Provided information>
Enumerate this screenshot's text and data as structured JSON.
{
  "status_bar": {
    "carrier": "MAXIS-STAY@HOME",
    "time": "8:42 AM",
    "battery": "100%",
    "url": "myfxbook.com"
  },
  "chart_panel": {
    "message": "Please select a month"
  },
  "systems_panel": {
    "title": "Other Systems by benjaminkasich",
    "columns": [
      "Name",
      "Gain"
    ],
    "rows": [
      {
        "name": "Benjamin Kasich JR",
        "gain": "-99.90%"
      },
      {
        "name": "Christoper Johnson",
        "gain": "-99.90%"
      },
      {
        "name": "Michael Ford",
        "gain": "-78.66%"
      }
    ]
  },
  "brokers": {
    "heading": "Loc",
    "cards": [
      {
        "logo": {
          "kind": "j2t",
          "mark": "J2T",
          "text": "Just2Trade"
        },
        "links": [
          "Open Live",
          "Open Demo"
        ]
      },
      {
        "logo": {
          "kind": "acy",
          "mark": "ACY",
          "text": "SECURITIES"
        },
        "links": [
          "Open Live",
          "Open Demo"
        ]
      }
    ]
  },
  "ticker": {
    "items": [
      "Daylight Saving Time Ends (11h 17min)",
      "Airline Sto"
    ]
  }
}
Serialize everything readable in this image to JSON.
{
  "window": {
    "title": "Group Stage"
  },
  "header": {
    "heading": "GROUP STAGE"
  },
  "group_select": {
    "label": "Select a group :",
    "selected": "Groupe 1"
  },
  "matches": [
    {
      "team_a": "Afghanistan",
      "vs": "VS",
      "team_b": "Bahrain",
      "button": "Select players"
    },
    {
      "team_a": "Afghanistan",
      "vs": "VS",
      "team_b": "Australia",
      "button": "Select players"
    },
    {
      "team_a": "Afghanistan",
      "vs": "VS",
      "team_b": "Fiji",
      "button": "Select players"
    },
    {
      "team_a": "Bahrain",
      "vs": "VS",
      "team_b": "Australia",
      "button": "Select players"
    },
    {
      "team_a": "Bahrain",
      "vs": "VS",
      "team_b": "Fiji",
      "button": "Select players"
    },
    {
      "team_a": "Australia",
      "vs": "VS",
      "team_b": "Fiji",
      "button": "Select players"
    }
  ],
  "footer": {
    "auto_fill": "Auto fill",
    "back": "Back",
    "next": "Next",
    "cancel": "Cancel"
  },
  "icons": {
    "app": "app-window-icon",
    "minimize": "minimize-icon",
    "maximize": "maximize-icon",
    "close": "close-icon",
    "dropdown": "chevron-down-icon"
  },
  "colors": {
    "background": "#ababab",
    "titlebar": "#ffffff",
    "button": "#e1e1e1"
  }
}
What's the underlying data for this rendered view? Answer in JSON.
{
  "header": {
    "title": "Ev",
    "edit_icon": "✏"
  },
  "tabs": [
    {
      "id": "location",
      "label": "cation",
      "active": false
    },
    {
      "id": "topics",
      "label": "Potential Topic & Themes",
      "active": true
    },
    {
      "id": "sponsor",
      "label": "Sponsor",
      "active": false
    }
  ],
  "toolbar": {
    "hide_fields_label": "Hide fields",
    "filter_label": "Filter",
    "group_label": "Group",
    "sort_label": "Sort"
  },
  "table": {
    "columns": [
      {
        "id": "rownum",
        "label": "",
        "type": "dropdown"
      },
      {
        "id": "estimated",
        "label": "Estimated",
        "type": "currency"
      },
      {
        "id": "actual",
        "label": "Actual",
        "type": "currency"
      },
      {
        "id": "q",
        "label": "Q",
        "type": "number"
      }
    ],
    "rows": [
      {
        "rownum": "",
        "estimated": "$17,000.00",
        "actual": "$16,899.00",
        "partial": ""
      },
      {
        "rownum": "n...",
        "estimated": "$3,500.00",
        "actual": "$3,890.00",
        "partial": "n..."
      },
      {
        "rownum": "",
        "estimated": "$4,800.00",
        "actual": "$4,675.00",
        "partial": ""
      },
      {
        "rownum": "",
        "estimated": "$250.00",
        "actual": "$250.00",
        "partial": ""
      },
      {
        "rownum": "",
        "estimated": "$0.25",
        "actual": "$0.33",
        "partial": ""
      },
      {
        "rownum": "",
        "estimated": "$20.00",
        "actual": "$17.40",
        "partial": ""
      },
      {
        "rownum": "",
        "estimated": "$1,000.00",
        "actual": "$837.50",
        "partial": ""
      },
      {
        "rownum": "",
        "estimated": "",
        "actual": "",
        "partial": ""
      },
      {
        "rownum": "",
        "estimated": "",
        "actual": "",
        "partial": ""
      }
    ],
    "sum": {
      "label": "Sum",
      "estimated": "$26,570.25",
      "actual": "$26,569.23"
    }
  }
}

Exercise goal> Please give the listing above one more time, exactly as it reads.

Result for this task>
Enumerate this screenshot's text and data as structured JSON.
{
  "status_bar": {
    "carrier": "MAXIS-STAY@HOME",
    "time": "8:42 AM",
    "battery": "100%",
    "url": "myfxbook.com"
  },
  "chart_panel": {
    "message": "Please select a month"
  },
  "systems_panel": {
    "title": "Other Systems by benjaminkasich",
    "columns": [
      "Name",
      "Gain"
    ],
    "rows": [
      {
        "name": "Benjamin Kasich JR",
        "gain": "-99.90%"
      },
      {
        "name": "Christoper Johnson",
        "gain": "-99.90%"
      },
      {
        "name": "Michael Ford",
        "gain": "-78.66%"
      }
    ]
  },
  "brokers": {
    "heading": "Loc",
    "cards": [
      {
        "logo": {
          "kind": "j2t",
          "mark": "J2T",
          "text": "Just2Trade"
        },
        "links": [
          "Open Live",
          "Open Demo"
        ]
      },
      {
        "logo": {
          "kind": "acy",
          "mark": "ACY",
          "text": "SECURITIES"
        },
        "links": [
          "Open Live",
          "Open Demo"
        ]
      }
    ]
  },
  "ticker": {
    "items": [
      "Daylight Saving Time Ends (11h 17min)",
      "Airline Sto"
    ]
  }
}
Serialize everything readable in this image to JSON.
{
  "window": {
    "title": "Group Stage"
  },
  "header": {
    "heading": "GROUP STAGE"
  },
  "group_select": {
    "label": "Select a group :",
    "selected": "Groupe 1"
  },
  "matches": [
    {
      "team_a": "Afghanistan",
      "vs": "VS",
      "team_b": "Bahrain",
      "button": "Select players"
    },
    {
      "team_a": "Afghanistan",
      "vs": "VS",
      "team_b": "Australia",
      "button": "Select players"
    },
    {
      "team_a": "Afghanistan",
      "vs": "VS",
      "team_b": "Fiji",
      "button": "Select players"
    },
    {
      "team_a": "Bahrain",
      "vs": "VS",
      "team_b": "Australia",
      "button": "Select players"
    },
    {
      "team_a": "Bahrain",
      "vs": "VS",
      "team_b": "Fiji",
      "button": "Select players"
    },
    {
      "team_a": "Australia",
      "vs": "VS",
      "team_b": "Fiji",
      "button": "Select players"
    }
  ],
  "footer": {
    "auto_fill": "Auto fill",
    "back": "Back",
    "next": "Next",
    "cancel": "Cancel"
  },
  "icons": {
    "app": "app-window-icon",
    "minimize": "minimize-icon",
    "maximize": "maximize-icon",
    "close": "close-icon",
    "dropdown": "chevron-down-icon"
  },
  "colors": {
    "background": "#ababab",
    "titlebar": "#ffffff",
    "button": "#e1e1e1"
  }
}
What's the underlying data for this rendered view? Answer in JSON.
{
  "header": {
    "title": "Ev",
    "edit_icon": "✏"
  },
  "tabs": [
    {
      "id": "location",
      "label": "cation",
      "active": false
    },
    {
      "id": "topics",
      "label": "Potential Topic & Themes",
      "active": true
    },
    {
      "id": "sponsor",
      "label": "Sponsor",
      "active": false
    }
  ],
  "toolbar": {
    "hide_fields_label": "Hide fields",
    "filter_label": "Filter",
    "group_label": "Group",
    "sort_label": "Sort"
  },
  "table": {
    "columns": [
      {
        "id": "rownum",
        "label": "",
        "type": "dropdown"
      },
      {
        "id": "estimated",
        "label": "Estimated",
        "type": "currency"
      },
      {
        "id": "actual",
        "label": "Actual",
        "type": "currency"
      },
      {
        "id": "q",
        "label": "Q",
        "type": "number"
      }
    ],
    "rows": [
      {
        "rownum": "",
        "estimated": "$17,000.00",
        "actual": "$16,899.00",
        "partial": ""
      },
      {
        "rownum": "n...",
        "estimated": "$3,500.00",
        "actual": "$3,890.00",
        "partial": "n..."
      },
      {
        "rownum": "",
        "estimated": "$4,800.00",
        "actual": "$4,675.00",
        "partial": ""
      },
      {
        "rownum": "",
        "estimated": "$250.00",
        "actual": "$250.00",
        "partial": ""
      },
      {
        "rownum": "",
        "estimated": "$0.25",
        "actual": "$0.33",
        "partial": ""
      },
      {
        "rownum": "",
        "estimated": "$20.00",
        "actual": "$17.40",
        "partial": ""
      },
      {
        "rownum": "",
        "estimated": "$1,000.00",
        "actual": "$837.50",
        "partial": ""
      },
      {
        "rownum": "",
        "estimated": "",
        "actual": "",
        "partial": ""
      },
      {
        "rownum": "",
        "estimated": "",
        "actual": "",
        "partial": ""
      }
    ],
    "sum": {
      "label": "Sum",
      "estimated": "$26,570.25",
      "actual": "$26,569.23"
    }
  }
}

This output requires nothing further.